A century ago, a period of stunning Christian growth began. Africa's independent churches claim John Chilembwe as a symbol of a new native Christianity, free from its paternalistic and missionary roots.
At the National Prayer Breakfast on February 5, President Obama urged humility about “a sinful tendency that can pervert and distort our faith” to the point where we commit atrocities, like slavery and Jim Crow, in the name of Christ. Critics quickly denounced Obama’s comments as un-American, while supporters defended their accuracy. But few have asked why Obama did not also link Christian conviction to the campaign against slavery and racial injustice.

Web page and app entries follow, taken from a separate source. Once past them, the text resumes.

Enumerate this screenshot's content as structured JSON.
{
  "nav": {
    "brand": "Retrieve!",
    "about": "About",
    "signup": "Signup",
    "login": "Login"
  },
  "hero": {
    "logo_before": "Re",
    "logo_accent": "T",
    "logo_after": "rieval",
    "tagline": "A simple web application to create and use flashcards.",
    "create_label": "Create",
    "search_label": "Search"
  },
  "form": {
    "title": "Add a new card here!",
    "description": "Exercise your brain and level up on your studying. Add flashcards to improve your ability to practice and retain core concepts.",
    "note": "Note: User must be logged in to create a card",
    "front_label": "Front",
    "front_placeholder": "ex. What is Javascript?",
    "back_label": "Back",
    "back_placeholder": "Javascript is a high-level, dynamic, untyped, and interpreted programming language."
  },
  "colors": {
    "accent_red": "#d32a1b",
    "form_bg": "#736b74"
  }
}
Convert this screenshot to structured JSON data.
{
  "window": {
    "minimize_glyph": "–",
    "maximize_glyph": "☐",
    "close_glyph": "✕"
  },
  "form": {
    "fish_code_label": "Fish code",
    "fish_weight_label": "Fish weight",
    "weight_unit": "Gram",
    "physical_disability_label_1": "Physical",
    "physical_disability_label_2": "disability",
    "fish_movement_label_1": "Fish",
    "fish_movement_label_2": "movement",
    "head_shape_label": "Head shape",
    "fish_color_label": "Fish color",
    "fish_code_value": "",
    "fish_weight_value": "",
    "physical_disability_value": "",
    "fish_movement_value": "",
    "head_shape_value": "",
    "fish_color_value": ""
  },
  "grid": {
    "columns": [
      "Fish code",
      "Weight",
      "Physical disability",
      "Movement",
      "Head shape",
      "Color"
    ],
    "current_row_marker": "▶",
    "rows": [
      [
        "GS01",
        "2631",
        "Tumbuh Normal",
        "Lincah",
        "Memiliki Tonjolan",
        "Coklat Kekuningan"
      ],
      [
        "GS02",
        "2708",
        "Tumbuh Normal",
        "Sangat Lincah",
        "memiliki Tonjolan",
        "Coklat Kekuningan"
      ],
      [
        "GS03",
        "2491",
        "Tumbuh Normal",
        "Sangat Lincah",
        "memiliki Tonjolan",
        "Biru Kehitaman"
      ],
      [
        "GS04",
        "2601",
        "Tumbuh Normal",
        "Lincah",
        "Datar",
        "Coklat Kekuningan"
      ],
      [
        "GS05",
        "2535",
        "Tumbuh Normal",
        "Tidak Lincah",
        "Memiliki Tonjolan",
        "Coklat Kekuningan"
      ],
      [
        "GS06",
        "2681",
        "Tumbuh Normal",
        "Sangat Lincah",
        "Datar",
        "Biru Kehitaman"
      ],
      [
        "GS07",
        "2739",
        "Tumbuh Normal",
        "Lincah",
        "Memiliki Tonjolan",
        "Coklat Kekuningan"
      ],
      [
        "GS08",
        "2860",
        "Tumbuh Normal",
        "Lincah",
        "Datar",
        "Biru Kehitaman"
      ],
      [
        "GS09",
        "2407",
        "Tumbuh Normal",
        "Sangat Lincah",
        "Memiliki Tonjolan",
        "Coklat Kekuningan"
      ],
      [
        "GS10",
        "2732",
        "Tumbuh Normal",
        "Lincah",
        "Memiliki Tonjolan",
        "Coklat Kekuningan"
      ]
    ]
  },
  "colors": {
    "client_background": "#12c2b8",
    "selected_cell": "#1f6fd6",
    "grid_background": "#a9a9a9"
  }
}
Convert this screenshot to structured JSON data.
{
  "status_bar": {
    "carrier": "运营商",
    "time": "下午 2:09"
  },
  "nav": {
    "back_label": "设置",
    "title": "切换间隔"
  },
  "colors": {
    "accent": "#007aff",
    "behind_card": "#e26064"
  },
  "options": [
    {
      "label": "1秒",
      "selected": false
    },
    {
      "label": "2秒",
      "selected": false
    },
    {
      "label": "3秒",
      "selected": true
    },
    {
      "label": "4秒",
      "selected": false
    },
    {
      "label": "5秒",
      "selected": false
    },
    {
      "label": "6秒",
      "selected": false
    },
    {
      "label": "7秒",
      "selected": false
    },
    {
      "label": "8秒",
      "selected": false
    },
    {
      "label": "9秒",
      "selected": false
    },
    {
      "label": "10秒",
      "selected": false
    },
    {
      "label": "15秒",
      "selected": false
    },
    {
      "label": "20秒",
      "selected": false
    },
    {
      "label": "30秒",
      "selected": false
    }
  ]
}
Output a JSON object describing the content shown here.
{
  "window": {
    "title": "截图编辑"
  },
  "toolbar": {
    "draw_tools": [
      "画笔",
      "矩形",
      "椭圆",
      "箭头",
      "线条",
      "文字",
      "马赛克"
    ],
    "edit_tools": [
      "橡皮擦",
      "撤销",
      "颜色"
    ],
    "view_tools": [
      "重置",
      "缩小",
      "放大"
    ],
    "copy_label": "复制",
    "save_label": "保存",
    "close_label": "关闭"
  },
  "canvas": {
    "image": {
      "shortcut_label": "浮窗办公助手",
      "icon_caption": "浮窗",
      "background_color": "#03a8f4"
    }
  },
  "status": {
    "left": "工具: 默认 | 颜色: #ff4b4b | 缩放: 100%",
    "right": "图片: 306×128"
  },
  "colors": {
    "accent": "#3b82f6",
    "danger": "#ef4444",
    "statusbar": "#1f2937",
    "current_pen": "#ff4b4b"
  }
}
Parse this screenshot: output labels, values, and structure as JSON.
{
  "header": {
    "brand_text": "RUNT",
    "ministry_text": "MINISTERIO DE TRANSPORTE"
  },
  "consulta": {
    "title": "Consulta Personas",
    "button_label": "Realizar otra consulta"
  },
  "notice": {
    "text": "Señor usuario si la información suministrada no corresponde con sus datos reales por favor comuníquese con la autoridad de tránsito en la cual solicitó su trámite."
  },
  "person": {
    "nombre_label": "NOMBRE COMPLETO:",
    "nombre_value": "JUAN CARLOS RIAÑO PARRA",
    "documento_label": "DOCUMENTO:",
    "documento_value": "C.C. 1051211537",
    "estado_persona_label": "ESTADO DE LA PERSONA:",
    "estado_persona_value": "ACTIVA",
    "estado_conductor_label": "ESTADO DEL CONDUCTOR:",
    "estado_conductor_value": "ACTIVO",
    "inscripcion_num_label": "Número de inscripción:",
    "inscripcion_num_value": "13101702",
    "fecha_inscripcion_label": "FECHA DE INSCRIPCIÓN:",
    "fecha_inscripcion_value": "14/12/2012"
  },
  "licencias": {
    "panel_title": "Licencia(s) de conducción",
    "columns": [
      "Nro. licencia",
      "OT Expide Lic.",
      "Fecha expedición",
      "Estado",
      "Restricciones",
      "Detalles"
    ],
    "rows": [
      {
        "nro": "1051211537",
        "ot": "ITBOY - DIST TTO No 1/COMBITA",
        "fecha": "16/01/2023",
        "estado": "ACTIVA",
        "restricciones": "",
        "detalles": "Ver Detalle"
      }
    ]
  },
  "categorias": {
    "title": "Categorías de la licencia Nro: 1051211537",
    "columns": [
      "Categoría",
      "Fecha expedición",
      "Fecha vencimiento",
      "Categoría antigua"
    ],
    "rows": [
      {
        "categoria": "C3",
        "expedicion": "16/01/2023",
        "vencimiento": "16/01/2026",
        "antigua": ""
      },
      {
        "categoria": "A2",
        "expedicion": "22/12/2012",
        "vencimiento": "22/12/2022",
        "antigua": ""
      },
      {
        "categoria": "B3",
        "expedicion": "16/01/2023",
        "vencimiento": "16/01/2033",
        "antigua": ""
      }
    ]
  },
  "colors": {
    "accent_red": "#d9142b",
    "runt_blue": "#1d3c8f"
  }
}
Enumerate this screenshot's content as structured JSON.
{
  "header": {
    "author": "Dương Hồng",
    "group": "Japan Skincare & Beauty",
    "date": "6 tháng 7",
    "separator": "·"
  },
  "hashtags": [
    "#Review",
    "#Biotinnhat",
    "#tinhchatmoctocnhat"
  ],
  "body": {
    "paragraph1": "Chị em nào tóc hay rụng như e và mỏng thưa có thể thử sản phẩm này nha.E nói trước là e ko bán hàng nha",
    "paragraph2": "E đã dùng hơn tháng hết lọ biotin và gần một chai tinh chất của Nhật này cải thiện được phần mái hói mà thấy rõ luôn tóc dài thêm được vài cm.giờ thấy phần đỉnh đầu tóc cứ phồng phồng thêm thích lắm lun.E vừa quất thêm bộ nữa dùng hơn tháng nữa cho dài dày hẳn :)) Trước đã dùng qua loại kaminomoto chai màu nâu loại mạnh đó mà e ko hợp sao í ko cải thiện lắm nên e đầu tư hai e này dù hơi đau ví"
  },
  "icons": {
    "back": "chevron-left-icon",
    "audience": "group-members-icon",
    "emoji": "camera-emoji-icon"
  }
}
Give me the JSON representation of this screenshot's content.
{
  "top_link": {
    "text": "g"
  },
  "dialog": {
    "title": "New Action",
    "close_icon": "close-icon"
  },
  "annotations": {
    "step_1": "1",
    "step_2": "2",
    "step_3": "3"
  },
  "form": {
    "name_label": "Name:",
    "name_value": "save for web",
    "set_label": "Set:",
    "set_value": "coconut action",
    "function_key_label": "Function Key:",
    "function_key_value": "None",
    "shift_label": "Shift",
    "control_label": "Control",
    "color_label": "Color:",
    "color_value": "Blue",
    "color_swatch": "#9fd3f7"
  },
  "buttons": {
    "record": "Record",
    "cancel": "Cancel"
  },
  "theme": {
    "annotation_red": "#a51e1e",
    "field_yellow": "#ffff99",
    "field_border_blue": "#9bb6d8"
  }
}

A few of the current candidates for president have remained members of the faith in which they were raised: Hillary Clinton (Methodist), Ben Carson (Seventh-day Adventist), and Rick Santorum (Catholic). Numerous other candidates have made a switch: Jeb Bush switched from the Episcopal to the Catholic Church. Rand Paul moved from the Episcopal Church to a Presbyterian church. Ted Cruz grew up in the home of lapsed Catholics until his father joined the Southern Baptists. Marco Rubio has migrated from the Catholic Church to Mormonism and back again to the Catholics, but sometimes goes with his Baptist spouse to her independent church. Bobby Jindal made the biggest switch: from the Hinduism of his youth to the Catholic faith (Newsweek, April 2).